The Syrian-German director of an Oscar-nominated documentary about the life of al-Qaida-linked extremists in Syria said he took enormous risks during filming to better understand what led to the rise in extremism in his home country.
Talal Derki, the director of Of Fathers and Sons, is in Los Angeles, where his film will compete with four others in the Best Documentary Feature category Sunday at the 91st Academy Awards.
Derki began a risky journey in 2014 when he traveled to northwestern Syria and acted as an al-Qaida sympathizer for two and a half years to produce his documentary.
“It was a dangerous task. I could have been killed at any moment by different means,” Derki told VOA during an interview.
“But I undertook the risk in order to understand what led to the growth and spread of the extremist ideology in my home country, Syria,” he added.
Derki worked as a cameraman during the Syrian uprising in 2011 and reported from the ground for international news agencies. His new documentary follows the daily life of a Syrian jihadist named Abu Osama, a father of six children who worked as a landmine sweeper and bomb diffuser for al-Qaida offshoot al-Nusra Front in Idlib province in northwestern Syria.
Al-Nusra Front was a jihadist organization established in late 2011 as a branch of al-Qaida fighting against the Syrian government forces in the Syrian civil war.
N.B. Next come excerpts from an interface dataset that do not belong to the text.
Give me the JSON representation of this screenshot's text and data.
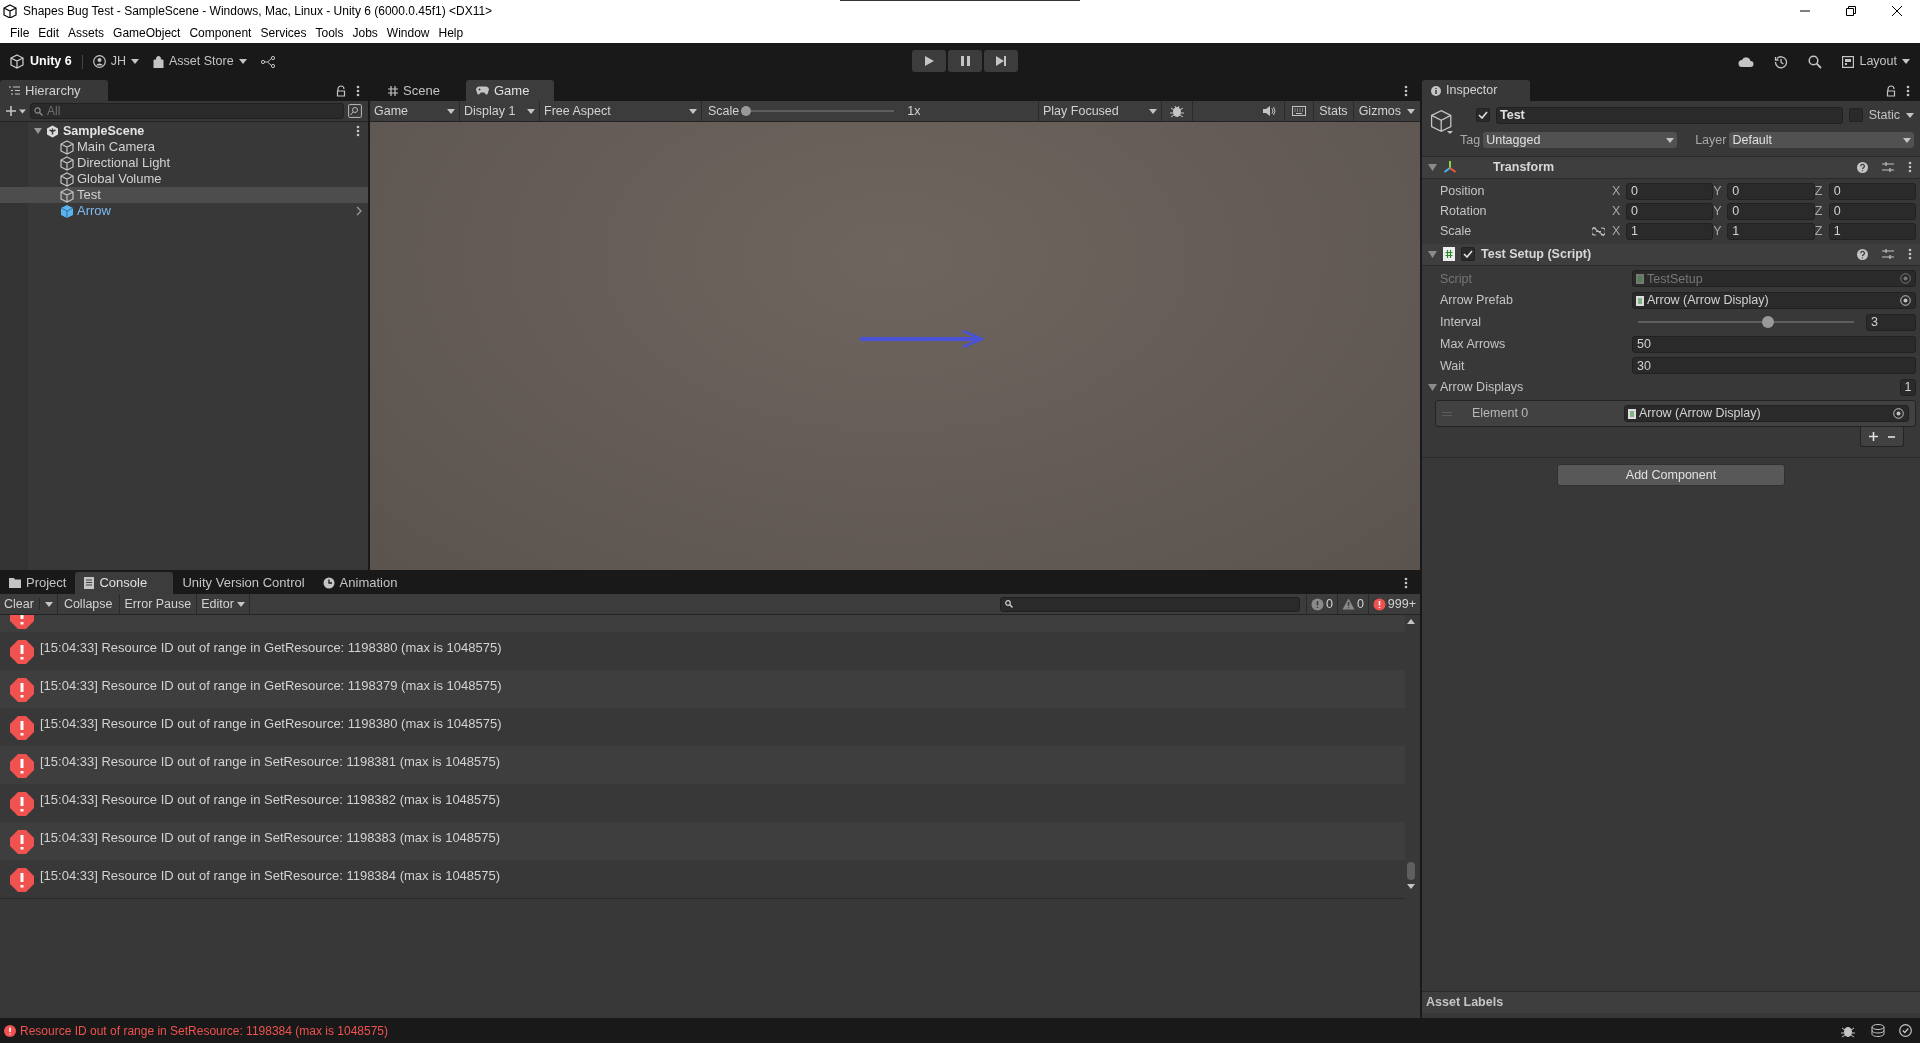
{
  "window": {
    "title": "Shapes Bug Test - SampleScene - Windows, Mac, Linux - Unity 6 (6000.0.45f1) <DX11>"
  },
  "menu": [
    "File",
    "Edit",
    "Assets",
    "GameObject",
    "Component",
    "Services",
    "Tools",
    "Jobs",
    "Window",
    "Help"
  ],
  "toolbar": {
    "product": "Unity 6",
    "account": "JH",
    "asset_store": "Asset Store",
    "layout": "Layout"
  },
  "hierarchy": {
    "tab": "Hierarchy",
    "search_placeholder": "All",
    "scene": "SampleScene",
    "items": [
      {
        "label": "Main Camera",
        "kind": "object",
        "selected": false
      },
      {
        "label": "Directional Light",
        "kind": "object",
        "selected": false
      },
      {
        "label": "Global Volume",
        "kind": "object",
        "selected": false
      },
      {
        "label": "Test",
        "kind": "object",
        "selected": true
      },
      {
        "label": "Arrow",
        "kind": "prefab",
        "selected": false
      }
    ]
  },
  "game": {
    "tabs": [
      {
        "label": "Scene",
        "kind": "scene",
        "selected": false
      },
      {
        "label": "Game",
        "kind": "game",
        "selected": true
      }
    ],
    "view": "Game",
    "display": "Display 1",
    "aspect": "Free Aspect",
    "scale": {
      "label": "Scale",
      "level": 0,
      "value": "1x"
    },
    "play_focused": "Play Focused",
    "stats": "Stats",
    "gizmos": "Gizmos"
  },
  "inspector": {
    "tab": "Inspector",
    "object": {
      "active": true,
      "name": "Test",
      "static": false,
      "static_label": "Static",
      "tag_label": "Tag",
      "tag": "Untagged",
      "layer_label": "Layer",
      "layer": "Default"
    },
    "components": [
      {
        "kind": "transform",
        "title": "Transform",
        "expanded": true,
        "rows": [
          {
            "label": "Position",
            "values": [
              {
                "axis": "X",
                "value": "0"
              },
              {
                "axis": "Y",
                "value": "0"
              },
              {
                "axis": "Z",
                "value": "0"
              }
            ]
          },
          {
            "label": "Rotation",
            "values": [
              {
                "axis": "X",
                "value": "0"
              },
              {
                "axis": "Y",
                "value": "0"
              },
              {
                "axis": "Z",
                "value": "0"
              }
            ]
          },
          {
            "label": "Scale",
            "constrained": false,
            "values": [
              {
                "axis": "X",
                "value": "1"
              },
              {
                "axis": "Y",
                "value": "1"
              },
              {
                "axis": "Z",
                "value": "1"
              }
            ]
          }
        ]
      },
      {
        "kind": "script",
        "title": "Test Setup (Script)",
        "expanded": true,
        "enabled": true,
        "fields": [
          {
            "kind": "object",
            "label": "Script",
            "value": "TestSetup",
            "disabled": true
          },
          {
            "kind": "object",
            "label": "Arrow Prefab",
            "value": "Arrow (Arrow Display)",
            "disabled": false
          },
          {
            "kind": "slider",
            "label": "Interval",
            "level": 0.6,
            "value": "3"
          },
          {
            "kind": "number",
            "label": "Max Arrows",
            "value": "50"
          },
          {
            "kind": "number",
            "label": "Wait",
            "value": "30"
          },
          {
            "kind": "list",
            "label": "Arrow Displays",
            "expanded": true,
            "count": "1",
            "elements": [
              {
                "label": "Element 0",
                "value": "Arrow (Arrow Display)"
              }
            ]
          }
        ]
      }
    ],
    "add_component": "Add Component",
    "asset_labels": "Asset Labels"
  },
  "console": {
    "tabs": [
      {
        "label": "Project",
        "kind": "folder",
        "selected": false
      },
      {
        "label": "Console",
        "kind": "console",
        "selected": true
      },
      {
        "label": "Unity Version Control",
        "kind": "none",
        "selected": false
      },
      {
        "label": "Animation",
        "kind": "clock",
        "selected": false
      }
    ],
    "clear": "Clear",
    "collapse": "Collapse",
    "error_pause": "Error Pause",
    "editor": "Editor",
    "info_count": "0",
    "warning_count": "0",
    "error_count": "999+",
    "logs": [
      {
        "text": "[15:04:33] Resource ID out of range in GetResource: 1198380 (max is 1048575)"
      },
      {
        "text": "[15:04:33] Resource ID out of range in GetResource: 1198379 (max is 1048575)"
      },
      {
        "text": "[15:04:33] Resource ID out of range in GetResource: 1198380 (max is 1048575)"
      },
      {
        "text": "[15:04:33] Resource ID out of range in SetResource: 1198381 (max is 1048575)"
      },
      {
        "text": "[15:04:33] Resource ID out of range in SetResource: 1198382 (max is 1048575)"
      },
      {
        "text": "[15:04:33] Resource ID out of range in SetResource: 1198383 (max is 1048575)"
      },
      {
        "text": "[15:04:33] Resource ID out of range in SetResource: 1198384 (max is 1048575)"
      }
    ]
  },
  "status_bar": {
    "message": "Resource ID out of range in SetResource: 1198384 (max is 1048575)"
  }
}
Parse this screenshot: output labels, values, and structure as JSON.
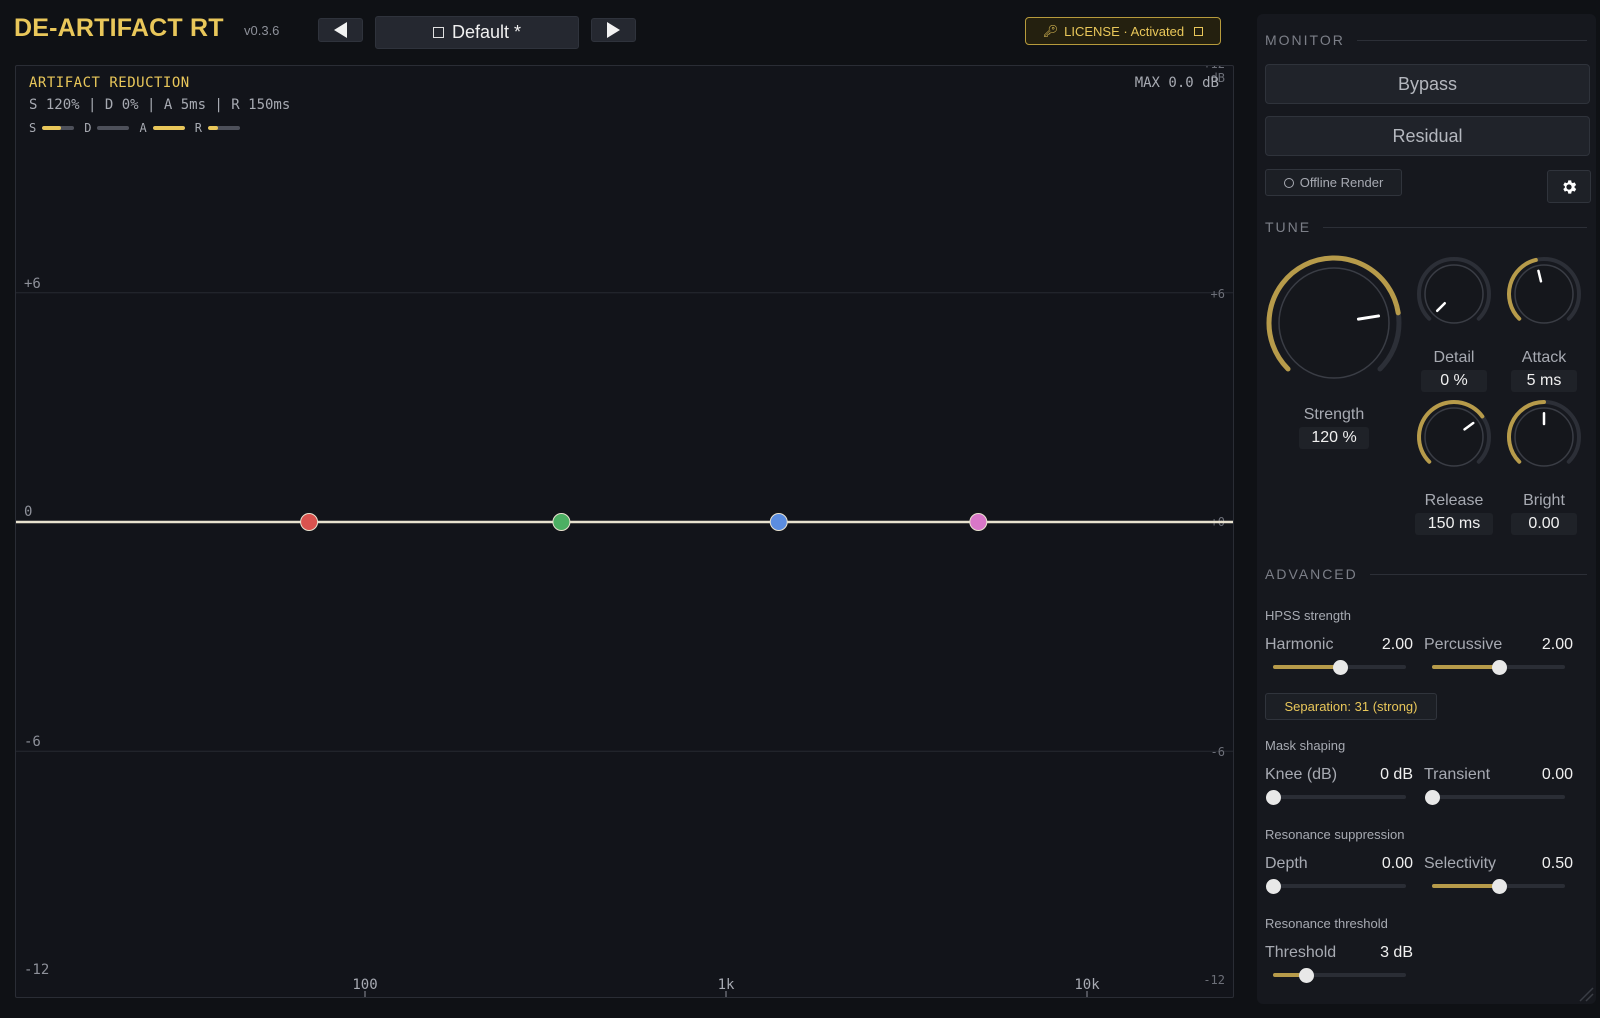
{
  "header": {
    "app_title": "DE-ARTIFACT RT",
    "version": "v0.3.6",
    "preset_name": "Default *",
    "license_label": "LICENSE · Activated"
  },
  "graph": {
    "title": "ARTIFACT REDUCTION",
    "params_text": "S 120% | D 0% | A 5ms | R 150ms",
    "max_readout": "MAX 0.0 dB",
    "mini_meters": [
      {
        "label": "S",
        "level": 0.6
      },
      {
        "label": "D",
        "level": 0.0
      },
      {
        "label": "A",
        "level": 1.0
      },
      {
        "label": "R",
        "level": 0.3
      }
    ],
    "y_labels_left": [
      {
        "text": "+6",
        "db": 6
      },
      {
        "text": "0",
        "db": 0
      },
      {
        "text": "-6",
        "db": -6
      },
      {
        "text": "-12",
        "db": -12
      }
    ],
    "y_labels_right": [
      {
        "text": "+12",
        "db": 12
      },
      {
        "text": "dB",
        "db": 11
      },
      {
        "text": "+6",
        "db": 6
      },
      {
        "text": "+0",
        "db": 0
      },
      {
        "text": "-6",
        "db": -6
      },
      {
        "text": "-12",
        "db": -12
      }
    ],
    "x_labels": [
      {
        "text": "100",
        "hz": 100
      },
      {
        "text": "1k",
        "hz": 1000
      },
      {
        "text": "10k",
        "hz": 10000
      }
    ],
    "band_nodes": [
      {
        "name": "band-1",
        "hz": 70,
        "gain_db": 0,
        "color": "#d9534f"
      },
      {
        "name": "band-2",
        "hz": 350,
        "gain_db": 0,
        "color": "#4caf63"
      },
      {
        "name": "band-3",
        "hz": 1400,
        "gain_db": 0,
        "color": "#5b8de0"
      },
      {
        "name": "band-4",
        "hz": 5000,
        "gain_db": 0,
        "color": "#d877c8"
      }
    ]
  },
  "monitor": {
    "section_title": "MONITOR",
    "bypass_label": "Bypass",
    "residual_label": "Residual",
    "offline_render_label": "Offline Render"
  },
  "tune": {
    "section_title": "TUNE",
    "knobs": {
      "strength": {
        "label": "Strength",
        "value": "120 %",
        "level": 0.8
      },
      "detail": {
        "label": "Detail",
        "value": "0 %",
        "level": 0.0
      },
      "attack": {
        "label": "Attack",
        "value": "5 ms",
        "level": 0.45
      },
      "release": {
        "label": "Release",
        "value": "150 ms",
        "level": 0.7
      },
      "bright": {
        "label": "Bright",
        "value": "0.00",
        "level": 0.5
      }
    }
  },
  "advanced": {
    "section_title": "ADVANCED",
    "hpss_label": "HPSS strength",
    "harmonic": {
      "label": "Harmonic",
      "value": "2.00",
      "level": 0.5
    },
    "percussive": {
      "label": "Percussive",
      "value": "2.00",
      "level": 0.5
    },
    "separation_text": "Separation: 31 (strong)",
    "mask_label": "Mask shaping",
    "knee": {
      "label": "Knee (dB)",
      "value": "0 dB",
      "level": 0.0
    },
    "transient": {
      "label": "Transient",
      "value": "0.00",
      "level": 0.0
    },
    "resonance_label": "Resonance suppression",
    "depth": {
      "label": "Depth",
      "value": "0.00",
      "level": 0.0
    },
    "selectivity": {
      "label": "Selectivity",
      "value": "0.50",
      "level": 0.5
    },
    "threshold_label": "Resonance threshold",
    "threshold": {
      "label": "Threshold",
      "value": "3 dB",
      "level": 0.25
    }
  },
  "colors": {
    "accent": "#e9c75a",
    "background": "#0f1115",
    "panel": "#16181e"
  }
}
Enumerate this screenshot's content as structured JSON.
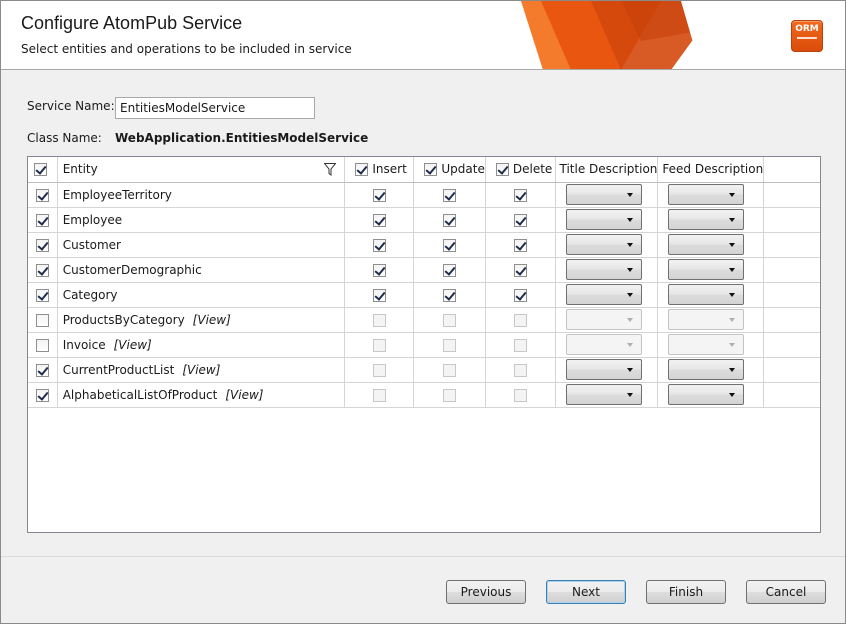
{
  "header": {
    "title": "Configure AtomPub Service",
    "subtitle": "Select entities and operations to be included in service",
    "badge": "ORM",
    "accent": "#e8560f"
  },
  "form": {
    "service_name_label": "Service Name:",
    "service_name_value": "EntitiesModelService",
    "class_name_label": "Class Name:",
    "class_name_value": "WebApplication.EntitiesModelService"
  },
  "grid": {
    "columns": {
      "entity": "Entity",
      "insert": "Insert",
      "update": "Update",
      "delete": "Delete",
      "title_description": "Title Description",
      "feed_description": "Feed Description"
    },
    "header_checks": {
      "select": true,
      "insert": true,
      "update": true,
      "delete": true
    },
    "rows": [
      {
        "name": "EmployeeTerritory",
        "view": "",
        "selected": true,
        "insert": true,
        "update": true,
        "delete": true,
        "ops_enabled": true,
        "combos_enabled": true
      },
      {
        "name": "Employee",
        "view": "",
        "selected": true,
        "insert": true,
        "update": true,
        "delete": true,
        "ops_enabled": true,
        "combos_enabled": true
      },
      {
        "name": "Customer",
        "view": "",
        "selected": true,
        "insert": true,
        "update": true,
        "delete": true,
        "ops_enabled": true,
        "combos_enabled": true
      },
      {
        "name": "CustomerDemographic",
        "view": "",
        "selected": true,
        "insert": true,
        "update": true,
        "delete": true,
        "ops_enabled": true,
        "combos_enabled": true
      },
      {
        "name": "Category",
        "view": "",
        "selected": true,
        "insert": true,
        "update": true,
        "delete": true,
        "ops_enabled": true,
        "combos_enabled": true
      },
      {
        "name": "ProductsByCategory",
        "view": "[View]",
        "selected": false,
        "insert": false,
        "update": false,
        "delete": false,
        "ops_enabled": false,
        "combos_enabled": false
      },
      {
        "name": "Invoice",
        "view": "[View]",
        "selected": false,
        "insert": false,
        "update": false,
        "delete": false,
        "ops_enabled": false,
        "combos_enabled": false
      },
      {
        "name": "CurrentProductList",
        "view": "[View]",
        "selected": true,
        "insert": false,
        "update": false,
        "delete": false,
        "ops_enabled": false,
        "combos_enabled": true
      },
      {
        "name": "AlphabeticalListOfProduct",
        "view": "[View]",
        "selected": true,
        "insert": false,
        "update": false,
        "delete": false,
        "ops_enabled": false,
        "combos_enabled": true
      }
    ]
  },
  "buttons": {
    "previous": "Previous",
    "next": "Next",
    "finish": "Finish",
    "cancel": "Cancel"
  }
}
The group gradually gained territory and aimed to establish an Islamic state in the country. In an attempt to avoid international sanctions, the group has claimed it has severed ties with al-Qaida and rebranded itself as Hayat Tahrir al-Sham (HTS). The group has remained internationally sanctioned as a terror group, nevertheless.
Derki, who identifies as a liberal Muslim, contacted the group in 2014 and convinced them he was an Islamist to order to gain direct access to their daily lives. He was with them until the end of 2016.
“I convinced them that I sympathized with their beliefs so I could be able to take an inside look at what is going on in my country,” he told VOA.
Derki’s adventurous yet risky journey resulted in a film that depicts the complex relationship a jihadist has with his children: trying to balance the love he has for them with the dystopian ideals and brutal jihadist ideology he adheres to as a member of the militant group.
The film showed nuances of Osama’s personality and his bond with his children. There are moments in the movie that show the father be loving and affectionate with his children, while at the same time he encourages them to join the jihadist fight.
“I didn’t want to criticize the characters in my movie. I wanted to understand through long observation of the social life. I wanted to show the deep split in Abu Osama’s personality that was caused by hatred and fanatic belief. How could a loving father send his 13-year-old boy to war as a jihadist?”
By showing Osama’s relation to his children and the jihadist group justifying its violent actions, Derki said he intended to give viewers a glimpse into how hate flourishes during conflict and leads to a series of unspeakable violence as witnessed during the Syrian conflict.
The Syrian multisided war has been ongoing since March 2011, with devastating results: About a half-million people have been killed and as many as 12 million displaced, both within and outside the country’s borders. The conflict initially started by anti-government protests as part of the Arab Spring, but later included multiple local fighting groups with widespread international involvement.